Nearly 150,000 District residents have filed for unemployment insurance as business closures during the coronavirus pandemic led to reduced hours and layoffs. And many residents have applied for food assistance through the Supplemental Nutrition Assistance Program.
“I’m saddened by the fact that the numbers spiked up,” said George Jones, chief executive of Bread for the City, a nonprofit group that provides food, medical care and legal services to low-income D.C. residents. “But I’m not surprised, because we’ve seen similar spikes in our own food pantry and demand for food there.”
Before the pandemic, Bread for the City served 400 households in the District on its busiest days, Jones said. Now, the organization is distributing food to 1,000 households a day. The Capital Area Food Bank’s nonprofit partner network, which includes Bread for the City and serves the Greater Washington region, has seen increases between 30 and 400 percent, according to a spokeswoman for the food bank.
The D.C. report released Tuesday comes months after the Capital Area Food Bank’s hunger report from July, which projected an increase of up to 60 percent in food insecurity across the region this year.
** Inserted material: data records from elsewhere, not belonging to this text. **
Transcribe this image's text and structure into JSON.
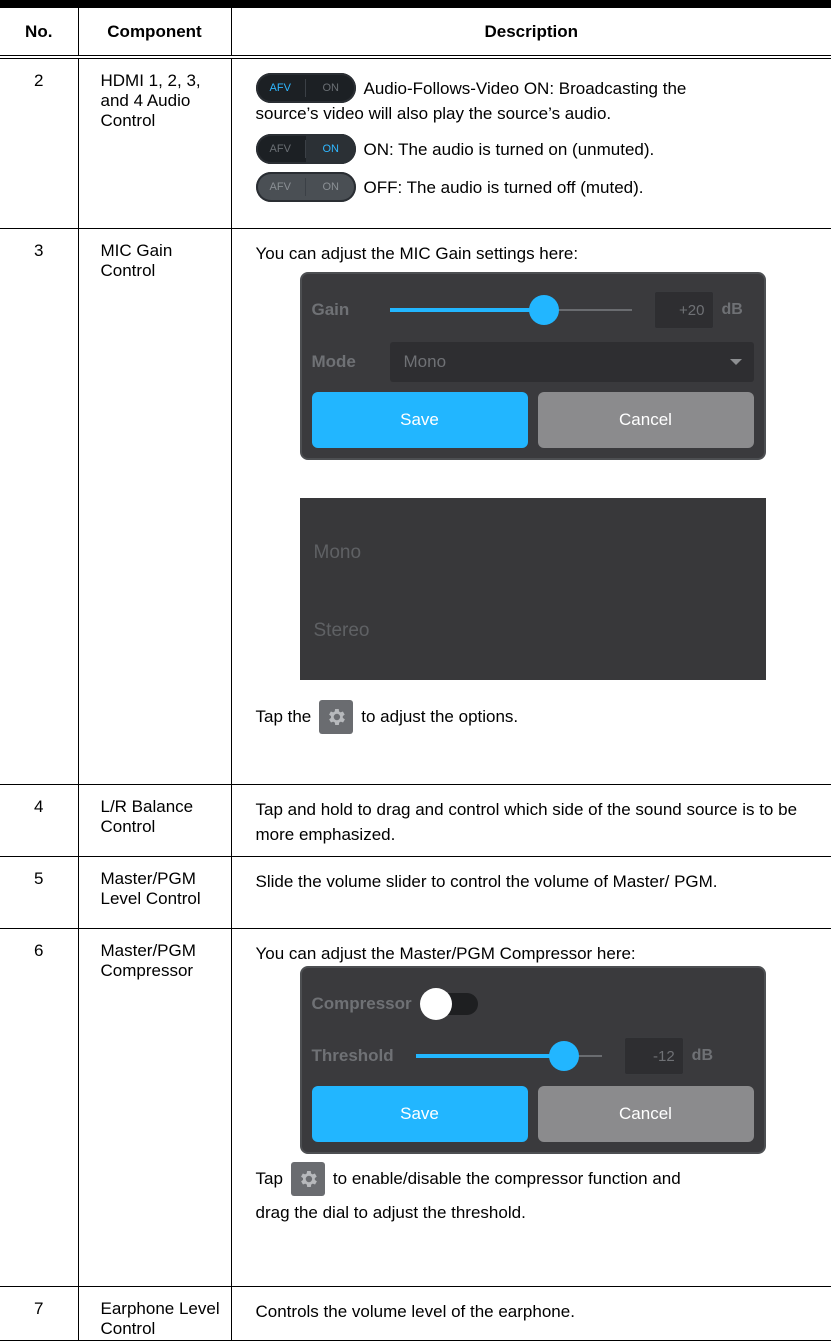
{
  "header": {
    "no": "No.",
    "component": "Component",
    "description": "Description"
  },
  "rows": {
    "r2": {
      "no": "2",
      "component": "HDMI 1, 2, 3, and 4 Audio Control",
      "afv_label": "AFV",
      "on_label": "ON",
      "line1a": "Audio-Follows-Video ON: Broadcasting the",
      "line1b": "source’s video will also play the source’s audio.",
      "line2": "ON: The audio is turned on (unmuted).",
      "line3": "OFF: The audio is turned off (muted)."
    },
    "r3": {
      "no": "3",
      "component": "MIC Gain Control",
      "intro": "You can adjust the MIC Gain settings here:",
      "panel": {
        "gain_label": "Gain",
        "gain_value": "+20",
        "gain_level": 0.64,
        "unit": "dB",
        "mode_label": "Mode",
        "mode_value": "Mono",
        "save": "Save",
        "cancel": "Cancel"
      },
      "options": [
        "Mono",
        "Stereo"
      ],
      "tap_a": "Tap the",
      "tap_b": "to adjust the options."
    },
    "r4": {
      "no": "4",
      "component": "L/R Balance Control",
      "description": "Tap and hold to drag and control which side of the sound source is to be more emphasized."
    },
    "r5": {
      "no": "5",
      "component": "Master/PGM Level Control",
      "description": "Slide the volume slider to control the volume of Master/ PGM."
    },
    "r6": {
      "no": "6",
      "component": "Master/PGM Compressor",
      "intro": "You can adjust the Master/PGM Compressor here:",
      "panel": {
        "compressor_label": "Compressor",
        "threshold_label": "Threshold",
        "threshold_value": "-12",
        "threshold_level": 0.8,
        "unit": "dB",
        "save": "Save",
        "cancel": "Cancel"
      },
      "tap_a": "Tap",
      "tap_b": "to enable/disable the compressor function and",
      "tap_c": "drag the dial to adjust the threshold."
    },
    "r7": {
      "no": "7",
      "component": "Earphone Level Control",
      "description": "Controls the volume level of the earphone."
    }
  },
  "colors": {
    "accent": "#22b6ff",
    "panel": "#3a3a3d"
  },
  "icons": {
    "settings": "gear-icon"
  }
}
That report said the pandemic would push up to 250,000 people into hunger in the District, Montgomery and Prince George’s counties in Maryland, and Arlington, Fairfax and Prince William counties and the city of Alexandria in Virginia.
The pandemic has exacerbated food insecurity in communities of color, data shows. The Office of Planning report refers to a survey from April that found that Black households in the District were 13.5 times more likely to report that they sometimes did not have enough food to eat than White households in the city.
And Latino households were 6.5 times more likely to report they sometimes did not have enough food to eat than White households. The projected increase in hunger is consistent with what the Capital Area Food Bank found for the Washington region.
“This new reality magnifies the urgency of achieving true health equity in the District, with every resident having meaningful access to healthy, affordable, and culturally appropriate food,” Ona Balkus, the food policy director at the D.C. Office of Planning, said in a news release.
The report recommends increasing healthy food options in Ward 7 and Ward 8, which are the District’s poorest wards. Each has more than 70,000 residents, but Ward 7 has just two full-service grocery stores and Ward 8 has one, said Calvin Smith, the chairman of the Ward 8 Health Council.
“Because the median income is between $30,000 and $35,000 a year in Ward 8, there is not a great business case, as they tell us, for supermarkets to make their level of investments,” Smith said.
Hunger in the city appears to be growing most in Ward 7 and 8, which signals that other wards in the city are probably better managing the economic fallout of the pandemic.
The report also references a Feeding America report that estimates the child food insecurity rate will be